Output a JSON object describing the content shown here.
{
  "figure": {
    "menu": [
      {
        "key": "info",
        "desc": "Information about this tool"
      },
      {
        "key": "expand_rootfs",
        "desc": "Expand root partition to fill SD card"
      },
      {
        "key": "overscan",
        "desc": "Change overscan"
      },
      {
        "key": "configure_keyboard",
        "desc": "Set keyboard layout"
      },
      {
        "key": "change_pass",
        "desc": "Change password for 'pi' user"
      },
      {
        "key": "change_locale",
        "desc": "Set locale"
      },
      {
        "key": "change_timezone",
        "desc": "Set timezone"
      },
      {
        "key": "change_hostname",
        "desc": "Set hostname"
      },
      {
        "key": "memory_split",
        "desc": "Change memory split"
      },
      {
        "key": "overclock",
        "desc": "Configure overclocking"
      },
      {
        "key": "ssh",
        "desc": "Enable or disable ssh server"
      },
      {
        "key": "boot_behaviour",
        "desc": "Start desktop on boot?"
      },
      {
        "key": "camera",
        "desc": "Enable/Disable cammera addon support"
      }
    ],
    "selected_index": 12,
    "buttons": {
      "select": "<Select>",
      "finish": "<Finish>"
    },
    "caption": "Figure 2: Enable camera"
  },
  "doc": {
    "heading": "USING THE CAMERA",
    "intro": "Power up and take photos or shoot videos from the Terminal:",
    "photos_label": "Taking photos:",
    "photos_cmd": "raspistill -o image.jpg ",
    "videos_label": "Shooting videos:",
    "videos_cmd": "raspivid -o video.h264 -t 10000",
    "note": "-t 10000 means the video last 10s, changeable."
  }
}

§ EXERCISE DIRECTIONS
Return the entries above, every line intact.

§ TASK ANSWER
Output a JSON object describing the content shown here.
{
  "figure": {
    "menu": [
      {
        "key": "info",
        "desc": "Information about this tool"
      },
      {
        "key": "expand_rootfs",
        "desc": "Expand root partition to fill SD card"
      },
      {
        "key": "overscan",
        "desc": "Change overscan"
      },
      {
        "key": "configure_keyboard",
        "desc": "Set keyboard layout"
      },
      {
        "key": "change_pass",
        "desc": "Change password for 'pi' user"
      },
      {
        "key": "change_locale",
        "desc": "Set locale"
      },
      {
        "key": "change_timezone",
        "desc": "Set timezone"
      },
      {
        "key": "change_hostname",
        "desc": "Set hostname"
      },
      {
        "key": "memory_split",
        "desc": "Change memory split"
      },
      {
        "key": "overclock",
        "desc": "Configure overclocking"
      },
      {
        "key": "ssh",
        "desc": "Enable or disable ssh server"
      },
      {
        "key": "boot_behaviour",
        "desc": "Start desktop on boot?"
      },
      {
        "key": "camera",
        "desc": "Enable/Disable cammera addon support"
      }
    ],
    "selected_index": 12,
    "buttons": {
      "select": "<Select>",
      "finish": "<Finish>"
    },
    "caption": "Figure 2: Enable camera"
  },
  "doc": {
    "heading": "USING THE CAMERA",
    "intro": "Power up and take photos or shoot videos from the Terminal:",
    "photos_label": "Taking photos:",
    "photos_cmd": "raspistill -o image.jpg ",
    "videos_label": "Shooting videos:",
    "videos_cmd": "raspivid -o video.h264 -t 10000",
    "note": "-t 10000 means the video last 10s, changeable."
  }
}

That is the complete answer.